***** Records for this exercise *****
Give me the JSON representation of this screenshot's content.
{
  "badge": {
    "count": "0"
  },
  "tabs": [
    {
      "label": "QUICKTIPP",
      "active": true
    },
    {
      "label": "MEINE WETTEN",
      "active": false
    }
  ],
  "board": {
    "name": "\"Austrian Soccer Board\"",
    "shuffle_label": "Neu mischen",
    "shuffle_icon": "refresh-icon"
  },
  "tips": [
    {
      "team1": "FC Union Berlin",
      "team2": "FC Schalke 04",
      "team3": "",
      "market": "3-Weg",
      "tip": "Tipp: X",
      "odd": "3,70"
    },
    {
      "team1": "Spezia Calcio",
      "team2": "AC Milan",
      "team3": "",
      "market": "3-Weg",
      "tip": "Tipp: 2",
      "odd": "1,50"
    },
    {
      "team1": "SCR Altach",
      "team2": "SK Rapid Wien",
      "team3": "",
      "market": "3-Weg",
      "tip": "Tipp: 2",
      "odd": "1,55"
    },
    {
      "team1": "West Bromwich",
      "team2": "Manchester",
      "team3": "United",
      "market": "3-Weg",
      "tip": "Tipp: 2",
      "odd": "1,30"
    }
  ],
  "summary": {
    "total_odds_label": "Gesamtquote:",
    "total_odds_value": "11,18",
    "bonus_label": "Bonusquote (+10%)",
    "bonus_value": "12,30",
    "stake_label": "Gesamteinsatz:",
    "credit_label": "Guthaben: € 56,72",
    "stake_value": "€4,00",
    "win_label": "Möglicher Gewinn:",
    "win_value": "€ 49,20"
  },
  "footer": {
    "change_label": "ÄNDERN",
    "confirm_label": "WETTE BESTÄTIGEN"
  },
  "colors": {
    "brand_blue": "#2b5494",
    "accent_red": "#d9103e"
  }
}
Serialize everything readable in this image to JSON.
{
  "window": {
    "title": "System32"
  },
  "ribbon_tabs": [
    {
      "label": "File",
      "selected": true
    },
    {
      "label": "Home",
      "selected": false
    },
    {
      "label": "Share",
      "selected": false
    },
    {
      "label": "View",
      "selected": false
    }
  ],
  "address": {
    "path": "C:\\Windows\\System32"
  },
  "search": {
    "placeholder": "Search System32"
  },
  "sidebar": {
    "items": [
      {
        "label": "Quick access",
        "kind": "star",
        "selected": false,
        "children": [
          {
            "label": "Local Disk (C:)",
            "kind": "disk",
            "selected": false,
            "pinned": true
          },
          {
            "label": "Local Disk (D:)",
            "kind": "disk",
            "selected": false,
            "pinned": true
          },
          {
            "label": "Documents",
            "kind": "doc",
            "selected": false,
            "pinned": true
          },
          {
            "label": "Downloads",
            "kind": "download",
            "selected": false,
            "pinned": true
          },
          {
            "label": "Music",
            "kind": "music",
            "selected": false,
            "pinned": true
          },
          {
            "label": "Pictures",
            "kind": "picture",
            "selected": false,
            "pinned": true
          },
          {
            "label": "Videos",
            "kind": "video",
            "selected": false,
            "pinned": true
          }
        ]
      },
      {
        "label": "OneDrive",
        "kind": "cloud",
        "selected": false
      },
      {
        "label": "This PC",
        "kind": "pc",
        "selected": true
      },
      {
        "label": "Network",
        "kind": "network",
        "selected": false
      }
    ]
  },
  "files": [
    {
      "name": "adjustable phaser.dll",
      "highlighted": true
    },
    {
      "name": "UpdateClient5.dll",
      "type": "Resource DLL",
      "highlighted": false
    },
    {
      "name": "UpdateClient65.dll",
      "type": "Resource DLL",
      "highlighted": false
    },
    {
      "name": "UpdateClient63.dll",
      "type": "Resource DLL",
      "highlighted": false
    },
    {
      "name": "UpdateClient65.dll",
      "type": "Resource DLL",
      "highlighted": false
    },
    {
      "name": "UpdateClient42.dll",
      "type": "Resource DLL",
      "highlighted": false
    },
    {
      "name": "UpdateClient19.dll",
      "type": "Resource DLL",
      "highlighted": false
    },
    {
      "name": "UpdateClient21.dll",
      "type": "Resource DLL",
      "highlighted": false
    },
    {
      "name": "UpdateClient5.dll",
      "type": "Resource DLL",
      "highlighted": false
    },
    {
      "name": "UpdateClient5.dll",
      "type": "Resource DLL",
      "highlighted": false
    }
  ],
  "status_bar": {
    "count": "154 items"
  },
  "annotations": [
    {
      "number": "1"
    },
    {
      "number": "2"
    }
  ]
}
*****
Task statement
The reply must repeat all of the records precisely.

Answer space
Give me the JSON representation of this screenshot's content.
{
  "badge": {
    "count": "0"
  },
  "tabs": [
    {
      "label": "QUICKTIPP",
      "active": true
    },
    {
      "label": "MEINE WETTEN",
      "active": false
    }
  ],
  "board": {
    "name": "\"Austrian Soccer Board\"",
    "shuffle_label": "Neu mischen",
    "shuffle_icon": "refresh-icon"
  },
  "tips": [
    {
      "team1": "FC Union Berlin",
      "team2": "FC Schalke 04",
      "team3": "",
      "market": "3-Weg",
      "tip": "Tipp: X",
      "odd": "3,70"
    },
    {
      "team1": "Spezia Calcio",
      "team2": "AC Milan",
      "team3": "",
      "market": "3-Weg",
      "tip": "Tipp: 2",
      "odd": "1,50"
    },
    {
      "team1": "SCR Altach",
      "team2": "SK Rapid Wien",
      "team3": "",
      "market": "3-Weg",
      "tip": "Tipp: 2",
      "odd": "1,55"
    },
    {
      "team1": "West Bromwich",
      "team2": "Manchester",
      "team3": "United",
      "market": "3-Weg",
      "tip": "Tipp: 2",
      "odd": "1,30"
    }
  ],
  "summary": {
    "total_odds_label": "Gesamtquote:",
    "total_odds_value": "11,18",
    "bonus_label": "Bonusquote (+10%)",
    "bonus_value": "12,30",
    "stake_label": "Gesamteinsatz:",
    "credit_label": "Guthaben: € 56,72",
    "stake_value": "€4,00",
    "win_label": "Möglicher Gewinn:",
    "win_value": "€ 49,20"
  },
  "footer": {
    "change_label": "ÄNDERN",
    "confirm_label": "WETTE BESTÄTIGEN"
  },
  "colors": {
    "brand_blue": "#2b5494",
    "accent_red": "#d9103e"
  }
}
Serialize everything readable in this image to JSON.
{
  "window": {
    "title": "System32"
  },
  "ribbon_tabs": [
    {
      "label": "File",
      "selected": true
    },
    {
      "label": "Home",
      "selected": false
    },
    {
      "label": "Share",
      "selected": false
    },
    {
      "label": "View",
      "selected": false
    }
  ],
  "address": {
    "path": "C:\\Windows\\System32"
  },
  "search": {
    "placeholder": "Search System32"
  },
  "sidebar": {
    "items": [
      {
        "label": "Quick access",
        "kind": "star",
        "selected": false,
        "children": [
          {
            "label": "Local Disk (C:)",
            "kind": "disk",
            "selected": false,
            "pinned": true
          },
          {
            "label": "Local Disk (D:)",
            "kind": "disk",
            "selected": false,
            "pinned": true
          },
          {
            "label": "Documents",
            "kind": "doc",
            "selected": false,
            "pinned": true
          },
          {
            "label": "Downloads",
            "kind": "download",
            "selected": false,
            "pinned": true
          },
          {
            "label": "Music",
            "kind": "music",
            "selected": false,
            "pinned": true
          },
          {
            "label": "Pictures",
            "kind": "picture",
            "selected": false,
            "pinned": true
          },
          {
            "label": "Videos",
            "kind": "video",
            "selected": false,
            "pinned": true
          }
        ]
      },
      {
        "label": "OneDrive",
        "kind": "cloud",
        "selected": false
      },
      {
        "label": "This PC",
        "kind": "pc",
        "selected": true
      },
      {
        "label": "Network",
        "kind": "network",
        "selected": false
      }
    ]
  },
  "files": [
    {
      "name": "adjustable phaser.dll",
      "highlighted": true
    },
    {
      "name": "UpdateClient5.dll",
      "type": "Resource DLL",
      "highlighted": false
    },
    {
      "name": "UpdateClient65.dll",
      "type": "Resource DLL",
      "highlighted": false
    },
    {
      "name": "UpdateClient63.dll",
      "type": "Resource DLL",
      "highlighted": false
    },
    {
      "name": "UpdateClient65.dll",
      "type": "Resource DLL",
      "highlighted": false
    },
    {
      "name": "UpdateClient42.dll",
      "type": "Resource DLL",
      "highlighted": false
    },
    {
      "name": "UpdateClient19.dll",
      "type": "Resource DLL",
      "highlighted": false
    },
    {
      "name": "UpdateClient21.dll",
      "type": "Resource DLL",
      "highlighted": false
    },
    {
      "name": "UpdateClient5.dll",
      "type": "Resource DLL",
      "highlighted": false
    },
    {
      "name": "UpdateClient5.dll",
      "type": "Resource DLL",
      "highlighted": false
    }
  ],
  "status_bar": {
    "count": "154 items"
  },
  "annotations": [
    {
      "number": "1"
    },
    {
      "number": "2"
    }
  ]
}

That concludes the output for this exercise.